Extracted material:
☆ ☆ ☆ ☆ ☆ ☆ ☆

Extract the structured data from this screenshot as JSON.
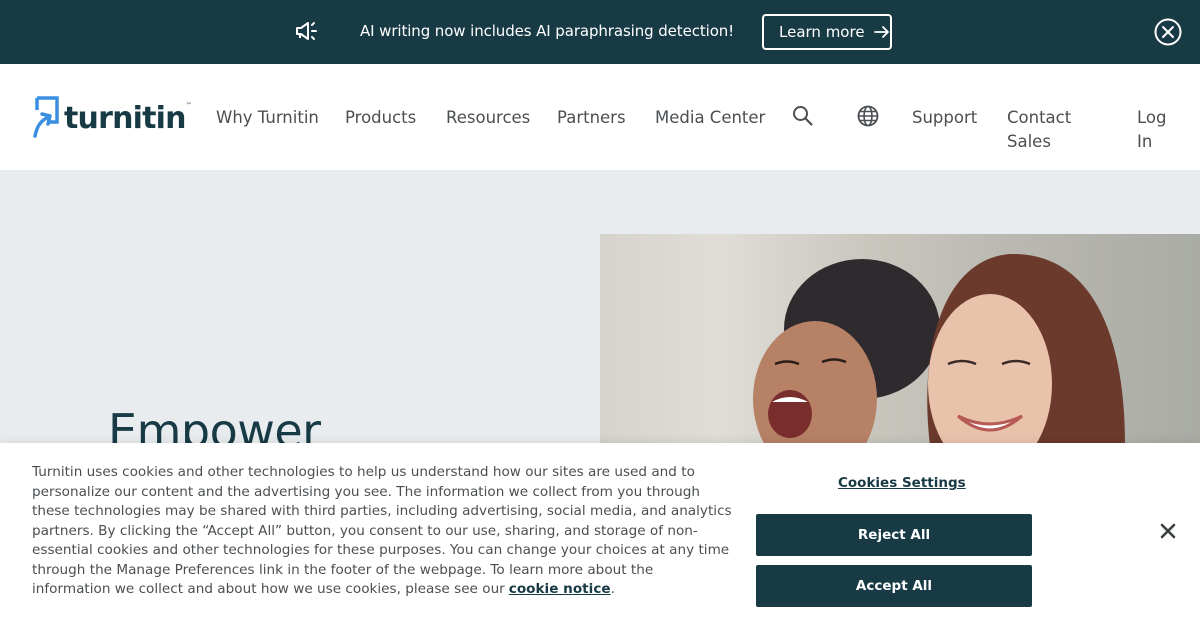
{
  "announcement": {
    "icon": "megaphone-icon",
    "message": "AI writing now includes AI paraphrasing detection!",
    "cta_label": "Learn more",
    "cta_icon": "arrow-right-icon",
    "close_icon": "close-circle-icon"
  },
  "header": {
    "logo_text": "turnitin",
    "logo_tm": "™",
    "nav": [
      {
        "label": "Why Turnitin"
      },
      {
        "label": "Products"
      },
      {
        "label": "Resources"
      },
      {
        "label": "Partners"
      },
      {
        "label": "Media Center"
      }
    ],
    "search_icon": "search-icon",
    "language_icon": "globe-icon",
    "support_label": "Support",
    "contact_label": "Contact Sales",
    "login_label": "Log In"
  },
  "hero": {
    "title": "Empower"
  },
  "cookie_banner": {
    "text": "Turnitin uses cookies and other technologies to help us understand how our sites are used and to personalize our content and the advertising you see. The information we collect from you through these technologies may be shared with third parties, including advertising, social media, and analytics partners. By clicking the “Accept All” button, you consent to our use, sharing, and storage of non-essential cookies and other technologies for these purposes. You can change your choices at any time through the Manage Preferences link in the footer of the webpage. To learn more about the information we collect and about how we use cookies, please see our",
    "link_label": "cookie notice",
    "settings_label": "Cookies Settings",
    "reject_label": "Reject All",
    "accept_label": "Accept All",
    "close_icon": "close-icon"
  },
  "colors": {
    "brand_dark": "#173a45",
    "brand_blue": "#3b8fe0",
    "hero_bg": "#e8ecee",
    "nav_text": "#4b4f52"
  }
}
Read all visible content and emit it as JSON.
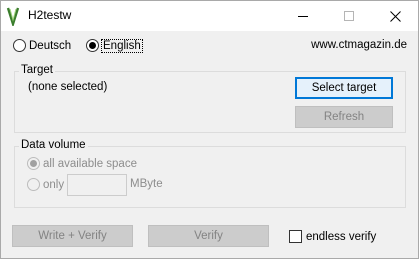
{
  "window": {
    "title": "H2testw",
    "icon": "h2testw-app-icon"
  },
  "language": {
    "options": [
      {
        "label": "Deutsch",
        "selected": false
      },
      {
        "label": "English",
        "selected": true
      }
    ]
  },
  "website": "www.ctmagazin.de",
  "target": {
    "group_label": "Target",
    "status": "(none selected)",
    "select_button": "Select target",
    "refresh_button": "Refresh"
  },
  "data_volume": {
    "group_label": "Data volume",
    "all_space_label": "all available space",
    "only_label": "only",
    "only_value": "",
    "unit": "MByte"
  },
  "actions": {
    "write_verify": "Write + Verify",
    "verify": "Verify",
    "endless_verify": "endless verify",
    "endless_checked": false
  }
}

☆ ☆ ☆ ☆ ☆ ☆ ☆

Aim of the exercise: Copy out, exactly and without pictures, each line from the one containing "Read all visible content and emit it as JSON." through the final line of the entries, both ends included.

Result for this exercise:
Read all visible content and emit it as JSON.
{
  "window": {
    "title": "H2testw",
    "icon": "h2testw-app-icon"
  },
  "language": {
    "options": [
      {
        "label": "Deutsch",
        "selected": false
      },
      {
        "label": "English",
        "selected": true
      }
    ]
  },
  "website": "www.ctmagazin.de",
  "target": {
    "group_label": "Target",
    "status": "(none selected)",
    "select_button": "Select target",
    "refresh_button": "Refresh"
  },
  "data_volume": {
    "group_label": "Data volume",
    "all_space_label": "all available space",
    "only_label": "only",
    "only_value": "",
    "unit": "MByte"
  },
  "actions": {
    "write_verify": "Write + Verify",
    "verify": "Verify",
    "endless_verify": "endless verify",
    "endless_checked": false
  }
}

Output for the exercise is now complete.